*Description of the task*. Count the lines of data below that include "Venturini". Provide only the number.

(Beginning of Supplied records)

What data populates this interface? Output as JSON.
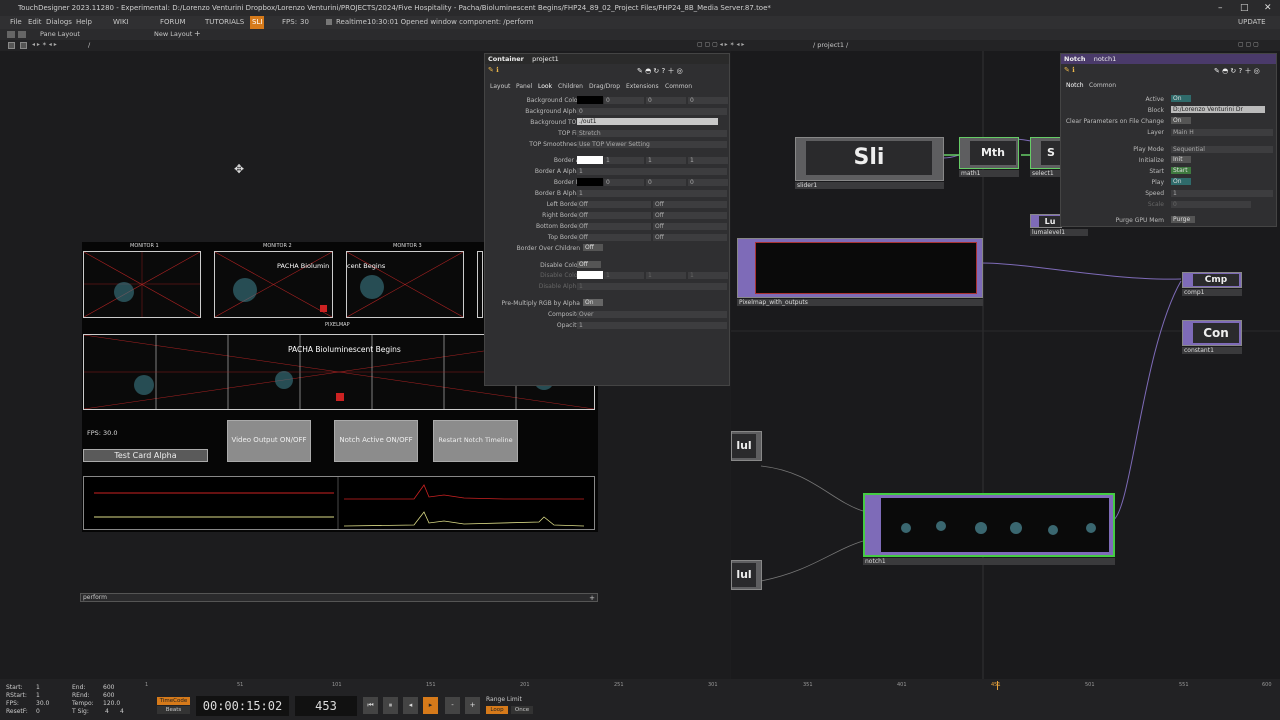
{
  "window": {
    "title": "TouchDesigner 2023.11280 - Experimental: D:/Lorenzo Venturini Dropbox/Lorenzo Venturini/PROJECTS/2024/Five Hospitality - Pacha/Bioluminescent Begins/FHP24_89_02_Project Files/FHP24_8B_Media Server.87.toe*"
  },
  "menubar": {
    "file": "File",
    "edit": "Edit",
    "dialogs": "Dialogs",
    "help": "Help",
    "wiki": "WIKI",
    "forum": "FORUM",
    "tutorials": "TUTORIALS",
    "sli": "SLI",
    "fps_label": "FPS:",
    "fps_value": "30",
    "realtime": "Realtime",
    "status": "10:30:01 Opened window component: /perform",
    "update": "UPDATE"
  },
  "panes": {
    "pane_layout": "Pane Layout",
    "new_layout": "New Layout",
    "left_path": "/",
    "right_path": "/ project1 /"
  },
  "perform": {
    "monitors": [
      "MONITOR 1",
      "MONITOR 2",
      "MONITOR 3"
    ],
    "pacha_small": "PACHA Biolumin",
    "begins_small": "cent Begins",
    "pixelmap_label": "PIXELMAP",
    "pacha_big": "PACHA Bioluminescent Begins",
    "fps": "FPS: 30.0",
    "test_card": "Test Card Alpha",
    "video_output": "Video Output ON/OFF",
    "notch_active": "Notch Active ON/OFF",
    "restart_notch": "Restart Notch Timeline",
    "window_name": "perform"
  },
  "container_panel": {
    "type": "Container",
    "name": "project1",
    "tabs": [
      "Layout",
      "Panel",
      "Look",
      "Children",
      "Drag/Drop",
      "Extensions",
      "Common"
    ],
    "params": [
      {
        "label": "Background Color",
        "values": [
          "0",
          "0",
          "0"
        ]
      },
      {
        "label": "Background Alpha",
        "values": [
          "0"
        ]
      },
      {
        "label": "Background TOP",
        "values": [
          "./out1"
        ]
      },
      {
        "label": "TOP Fill",
        "values": [
          "Stretch"
        ]
      },
      {
        "label": "TOP Smoothness",
        "values": [
          "Use TOP Viewer Setting"
        ]
      },
      {
        "label": "Border A",
        "values": [
          "1",
          "1",
          "1"
        ]
      },
      {
        "label": "Border A Alpha",
        "values": [
          "1"
        ]
      },
      {
        "label": "Border B",
        "values": [
          "0",
          "0",
          "0"
        ]
      },
      {
        "label": "Border B Alpha",
        "values": [
          "1"
        ]
      },
      {
        "label": "Left Border",
        "values": [
          "Off",
          "Off"
        ]
      },
      {
        "label": "Right Border",
        "values": [
          "Off",
          "Off"
        ]
      },
      {
        "label": "Bottom Border",
        "values": [
          "Off",
          "Off"
        ]
      },
      {
        "label": "Top Border",
        "values": [
          "Off",
          "Off"
        ]
      },
      {
        "label": "Border Over Children",
        "values": [
          "Off"
        ]
      },
      {
        "label": "Disable Color",
        "values": [
          "Off"
        ]
      },
      {
        "label": "Disable Color",
        "values": [
          "1",
          "1",
          "1"
        ]
      },
      {
        "label": "Disable Alpha",
        "values": [
          "1"
        ]
      },
      {
        "label": "Pre-Multiply RGB by Alpha",
        "values": [
          "On"
        ]
      },
      {
        "label": "Composite",
        "values": [
          "Over"
        ]
      },
      {
        "label": "Opacity",
        "values": [
          "1"
        ]
      }
    ]
  },
  "notch_panel": {
    "type": "Notch",
    "name": "notch1",
    "tabs": [
      "Notch",
      "Common"
    ],
    "params": [
      {
        "label": "Active",
        "value": "On"
      },
      {
        "label": "Block",
        "value": "D:/Lorenzo Venturini Dr"
      },
      {
        "label": "Clear Parameters on File Change",
        "value": "On"
      },
      {
        "label": "Layer",
        "value": "Main H"
      },
      {
        "label": "Play Mode",
        "value": "Sequential"
      },
      {
        "label": "Initialize",
        "value": "Init"
      },
      {
        "label": "Start",
        "value": "Start"
      },
      {
        "label": "Play",
        "value": "On"
      },
      {
        "label": "Speed",
        "value": "1"
      },
      {
        "label": "Scale",
        "value": "0"
      },
      {
        "label": "Purge GPU Mem",
        "value": "Purge"
      }
    ]
  },
  "nodes": {
    "slider": {
      "title": "Sli",
      "label": "slider1"
    },
    "math": {
      "title": "Mth",
      "label": "math1"
    },
    "select": {
      "title": "S",
      "label": "select1"
    },
    "lumalevel": {
      "title": "Lu",
      "label": "lumalevel1"
    },
    "pixelmap": {
      "label": "Pixelmap_with_outputs"
    },
    "comp": {
      "title": "Cmp",
      "label": "comp1"
    },
    "constant": {
      "title": "Con",
      "label": "constant1"
    },
    "mul1": {
      "title": "lul"
    },
    "mul2": {
      "title": "lul"
    },
    "notch": {
      "label": "notch1"
    }
  },
  "timeline": {
    "start_label": "Start:",
    "start": "1",
    "end_label": "End:",
    "end": "600",
    "rstart_label": "RStart:",
    "rstart": "1",
    "rend_label": "REnd:",
    "rend": "600",
    "fps_label": "FPS:",
    "fps": "30.0",
    "tempo_label": "Tempo:",
    "tempo": "120.0",
    "resetf_label": "ResetF:",
    "resetf": "0",
    "tsig_label": "T Sig:",
    "tsig_a": "4",
    "tsig_b": "4",
    "timecode_btn": "TimeCode",
    "beats_btn": "Beats",
    "timecode": "00:00:15:02",
    "frame": "453",
    "range_limit": "Range Limit",
    "loop": "Loop",
    "once": "Once",
    "ruler": [
      "1",
      "51",
      "101",
      "151",
      "201",
      "251",
      "301",
      "351",
      "401",
      "451",
      "501",
      "551",
      "600"
    ]
  }
}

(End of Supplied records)

*Response below*. 2